Collected: Stories from the Australian War Memorial explores the artefacts that make up the museum of the Australian War Memorial and uncovers the stories that the public don’t always get to hear.
A tale of two dresses
How do you preserve fragile items of clothing that tell remarkable stories about two young women whose lives were transformed by World War Two? Henryka’s cotton frock was made from Nazi curtains to give her something to wear when she finally walked free from a concentration camp. Maud’s satin wedding gown was packed away for three years while she waited to be reunited with her American fiancé.
Places of Pride

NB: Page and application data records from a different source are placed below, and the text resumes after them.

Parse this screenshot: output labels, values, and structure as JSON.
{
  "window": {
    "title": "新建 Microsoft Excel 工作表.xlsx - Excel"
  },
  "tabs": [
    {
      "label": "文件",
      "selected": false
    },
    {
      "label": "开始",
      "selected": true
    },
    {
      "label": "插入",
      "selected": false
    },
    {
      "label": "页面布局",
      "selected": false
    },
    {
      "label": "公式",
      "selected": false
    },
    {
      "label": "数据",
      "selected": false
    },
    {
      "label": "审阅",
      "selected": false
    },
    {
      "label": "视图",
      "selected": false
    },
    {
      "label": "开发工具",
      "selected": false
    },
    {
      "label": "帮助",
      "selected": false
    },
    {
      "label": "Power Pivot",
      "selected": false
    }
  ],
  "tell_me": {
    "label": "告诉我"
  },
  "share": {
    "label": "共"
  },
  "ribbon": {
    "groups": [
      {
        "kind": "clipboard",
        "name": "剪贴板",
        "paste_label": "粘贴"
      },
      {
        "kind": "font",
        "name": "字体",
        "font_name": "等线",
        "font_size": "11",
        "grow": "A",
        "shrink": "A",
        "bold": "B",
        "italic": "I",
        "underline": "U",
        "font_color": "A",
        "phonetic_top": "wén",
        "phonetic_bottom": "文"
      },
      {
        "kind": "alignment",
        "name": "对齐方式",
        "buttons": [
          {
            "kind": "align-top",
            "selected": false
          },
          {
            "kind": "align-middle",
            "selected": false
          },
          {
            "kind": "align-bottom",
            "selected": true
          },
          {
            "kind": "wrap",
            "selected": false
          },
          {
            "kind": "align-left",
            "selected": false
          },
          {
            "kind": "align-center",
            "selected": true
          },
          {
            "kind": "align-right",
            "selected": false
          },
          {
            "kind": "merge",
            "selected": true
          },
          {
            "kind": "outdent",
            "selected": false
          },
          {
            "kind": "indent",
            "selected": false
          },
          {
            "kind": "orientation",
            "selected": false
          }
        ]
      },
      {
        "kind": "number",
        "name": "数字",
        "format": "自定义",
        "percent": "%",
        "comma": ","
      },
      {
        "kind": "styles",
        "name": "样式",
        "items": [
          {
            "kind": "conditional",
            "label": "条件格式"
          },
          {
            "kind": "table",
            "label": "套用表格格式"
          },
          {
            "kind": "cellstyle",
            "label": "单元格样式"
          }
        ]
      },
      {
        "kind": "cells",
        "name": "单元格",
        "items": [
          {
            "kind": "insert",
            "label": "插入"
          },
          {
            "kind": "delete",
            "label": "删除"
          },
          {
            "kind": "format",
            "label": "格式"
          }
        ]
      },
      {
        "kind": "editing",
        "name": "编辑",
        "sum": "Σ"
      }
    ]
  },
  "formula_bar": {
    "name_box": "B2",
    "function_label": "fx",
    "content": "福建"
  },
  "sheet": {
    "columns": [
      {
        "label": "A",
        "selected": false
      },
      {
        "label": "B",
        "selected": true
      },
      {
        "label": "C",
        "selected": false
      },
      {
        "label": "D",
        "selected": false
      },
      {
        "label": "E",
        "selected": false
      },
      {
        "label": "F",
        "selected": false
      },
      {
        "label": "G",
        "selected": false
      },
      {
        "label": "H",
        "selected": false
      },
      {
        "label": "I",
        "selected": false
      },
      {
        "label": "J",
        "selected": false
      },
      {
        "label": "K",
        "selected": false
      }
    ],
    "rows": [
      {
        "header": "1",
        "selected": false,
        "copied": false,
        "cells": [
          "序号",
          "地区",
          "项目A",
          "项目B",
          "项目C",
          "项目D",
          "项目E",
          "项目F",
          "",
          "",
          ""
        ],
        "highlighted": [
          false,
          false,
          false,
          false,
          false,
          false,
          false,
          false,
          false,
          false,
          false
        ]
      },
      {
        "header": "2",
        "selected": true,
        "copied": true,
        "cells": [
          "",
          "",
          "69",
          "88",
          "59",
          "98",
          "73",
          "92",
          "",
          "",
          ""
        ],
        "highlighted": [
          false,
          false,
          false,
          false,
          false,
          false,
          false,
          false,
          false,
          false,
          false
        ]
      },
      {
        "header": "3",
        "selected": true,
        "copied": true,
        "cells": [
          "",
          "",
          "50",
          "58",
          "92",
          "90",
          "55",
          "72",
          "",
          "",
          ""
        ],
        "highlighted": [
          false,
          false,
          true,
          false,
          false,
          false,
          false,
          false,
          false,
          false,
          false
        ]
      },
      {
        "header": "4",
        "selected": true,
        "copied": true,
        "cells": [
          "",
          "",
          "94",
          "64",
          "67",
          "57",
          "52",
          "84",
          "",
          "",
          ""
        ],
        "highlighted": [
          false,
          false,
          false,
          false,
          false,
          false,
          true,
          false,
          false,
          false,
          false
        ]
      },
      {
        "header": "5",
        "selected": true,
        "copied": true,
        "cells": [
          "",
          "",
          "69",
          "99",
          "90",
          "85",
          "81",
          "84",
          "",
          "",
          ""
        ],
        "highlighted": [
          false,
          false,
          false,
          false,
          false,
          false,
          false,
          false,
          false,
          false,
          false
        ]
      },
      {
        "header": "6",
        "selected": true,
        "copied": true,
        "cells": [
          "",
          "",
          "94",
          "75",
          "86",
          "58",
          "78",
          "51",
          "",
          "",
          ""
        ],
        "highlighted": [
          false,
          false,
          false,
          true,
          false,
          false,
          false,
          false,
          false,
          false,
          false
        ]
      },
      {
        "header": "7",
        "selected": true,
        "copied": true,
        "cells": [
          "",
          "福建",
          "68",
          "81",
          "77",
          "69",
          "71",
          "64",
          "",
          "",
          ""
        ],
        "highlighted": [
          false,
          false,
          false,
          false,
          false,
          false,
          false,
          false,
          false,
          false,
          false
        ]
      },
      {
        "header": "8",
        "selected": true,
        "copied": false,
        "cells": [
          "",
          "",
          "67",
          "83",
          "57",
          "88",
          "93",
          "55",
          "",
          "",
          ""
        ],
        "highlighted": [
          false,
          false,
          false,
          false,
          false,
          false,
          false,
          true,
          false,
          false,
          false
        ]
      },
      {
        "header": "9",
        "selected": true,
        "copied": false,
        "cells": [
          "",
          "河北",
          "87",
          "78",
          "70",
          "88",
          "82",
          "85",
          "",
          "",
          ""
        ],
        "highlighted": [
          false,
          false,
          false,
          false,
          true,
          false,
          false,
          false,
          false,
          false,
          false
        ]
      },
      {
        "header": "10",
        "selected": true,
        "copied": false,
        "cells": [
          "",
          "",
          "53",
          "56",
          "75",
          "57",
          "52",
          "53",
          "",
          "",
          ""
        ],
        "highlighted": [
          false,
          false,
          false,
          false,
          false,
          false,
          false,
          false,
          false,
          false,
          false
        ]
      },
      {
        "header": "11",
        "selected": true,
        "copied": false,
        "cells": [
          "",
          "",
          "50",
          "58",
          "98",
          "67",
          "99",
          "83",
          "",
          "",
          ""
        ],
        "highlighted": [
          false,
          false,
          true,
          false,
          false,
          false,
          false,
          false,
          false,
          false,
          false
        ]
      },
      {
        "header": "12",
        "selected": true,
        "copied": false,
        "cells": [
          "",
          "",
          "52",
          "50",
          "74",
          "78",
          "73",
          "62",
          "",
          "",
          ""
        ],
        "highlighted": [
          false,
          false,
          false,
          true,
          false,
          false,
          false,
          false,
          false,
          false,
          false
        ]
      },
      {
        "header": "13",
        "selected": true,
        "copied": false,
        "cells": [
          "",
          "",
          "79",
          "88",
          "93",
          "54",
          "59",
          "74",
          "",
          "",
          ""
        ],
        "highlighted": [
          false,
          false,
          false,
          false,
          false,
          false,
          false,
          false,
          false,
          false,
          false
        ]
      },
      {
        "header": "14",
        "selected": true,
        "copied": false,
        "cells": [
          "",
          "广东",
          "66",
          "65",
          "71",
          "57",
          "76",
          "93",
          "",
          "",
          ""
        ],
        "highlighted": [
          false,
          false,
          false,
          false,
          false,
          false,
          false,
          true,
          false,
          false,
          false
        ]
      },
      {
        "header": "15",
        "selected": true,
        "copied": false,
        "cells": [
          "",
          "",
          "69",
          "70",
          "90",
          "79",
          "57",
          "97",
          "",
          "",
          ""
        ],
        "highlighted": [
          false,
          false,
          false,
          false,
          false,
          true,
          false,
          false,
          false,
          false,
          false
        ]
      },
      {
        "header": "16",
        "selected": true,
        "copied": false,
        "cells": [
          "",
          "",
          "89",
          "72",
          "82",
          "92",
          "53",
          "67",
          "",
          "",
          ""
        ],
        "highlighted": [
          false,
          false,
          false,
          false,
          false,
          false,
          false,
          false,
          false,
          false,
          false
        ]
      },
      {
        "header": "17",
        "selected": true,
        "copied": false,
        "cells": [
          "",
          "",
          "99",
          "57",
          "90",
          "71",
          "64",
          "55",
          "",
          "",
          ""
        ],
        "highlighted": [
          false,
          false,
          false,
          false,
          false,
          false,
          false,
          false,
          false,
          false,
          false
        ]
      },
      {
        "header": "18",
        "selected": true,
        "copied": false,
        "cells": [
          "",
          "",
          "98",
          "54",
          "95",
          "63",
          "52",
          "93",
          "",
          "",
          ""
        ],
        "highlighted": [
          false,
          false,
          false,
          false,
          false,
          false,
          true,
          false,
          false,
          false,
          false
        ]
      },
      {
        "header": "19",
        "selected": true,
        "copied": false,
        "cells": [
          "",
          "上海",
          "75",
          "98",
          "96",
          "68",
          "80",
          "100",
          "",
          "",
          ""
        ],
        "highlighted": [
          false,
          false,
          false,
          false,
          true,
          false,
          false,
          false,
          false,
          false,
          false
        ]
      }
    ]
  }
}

Nearly every town across Australia has its own war memorial. They range from small monuments – perhaps a stained glass window in a church – to community halls and swimming pools. Places of Pride, the National Register of War Memorials, is an Australian War Memorial initiative to record the location and photo of every publicly accessible war memorial in Australia. In Episode 22 of Collected Louise Maher finds out how the project works and meets a volunteer who has contributed over 400 memorials to the s
Australia has a proud record of peacekeeping around the world, from the Middle East to Asia, Africa to the Pacific. These operations have often involved ensuring the wellbeing of children. In Episode 21 of Collected, Louise Maher discovers the peacekeeping stories behind toy guns collected in Somalia, an artwork about the conflict in Bougainville and a song about a cow recorded on cassette.
When the war in the Pacific ended on August 15, 1945, Australians went wild with joy. That day – VP (Victory in the Pacific) Day – was celebrated across the country with street parties and parades. But the day was also marked with sorrow for the tens of thousands of Australians killed or injured. To commemorate the 75th anniversary of VP Day, Louise Maher explores the story of a young woman’s simple knitted vest that symbolised the relief of the nation and hope for the future.
Women and War Pt 2
Opportunities were limited for women who wanted to serve in World War One. But many women found a way to use their social position, skills, ingenuity or pure pluck to contribute to the war effort. In Episode 19 of Collected, Louise Maher shares the stories of three remarkable women, including the teenager who disguised herself as a young man to stow away on a troopship.
Towards the end of World War Two, Japan built and mobilised thousands of killer boats to defend its homeland and occupied territories from possible Allied invasion. In Episode 18 of Collected, Louise Maher discovers how one of these Shinyo suicide launches was captured by Australian troops in Borneo and used for joyrides after the war before finding a permanent home at the War Memorial.
Customer ReviewsSee All
I find the podcasts really interesting, although they could go longer, an hour, maybe.
An great way to bring more of the items from the AWM to life. Very well thought out and produced podcast with clear, easy to listen to presenter.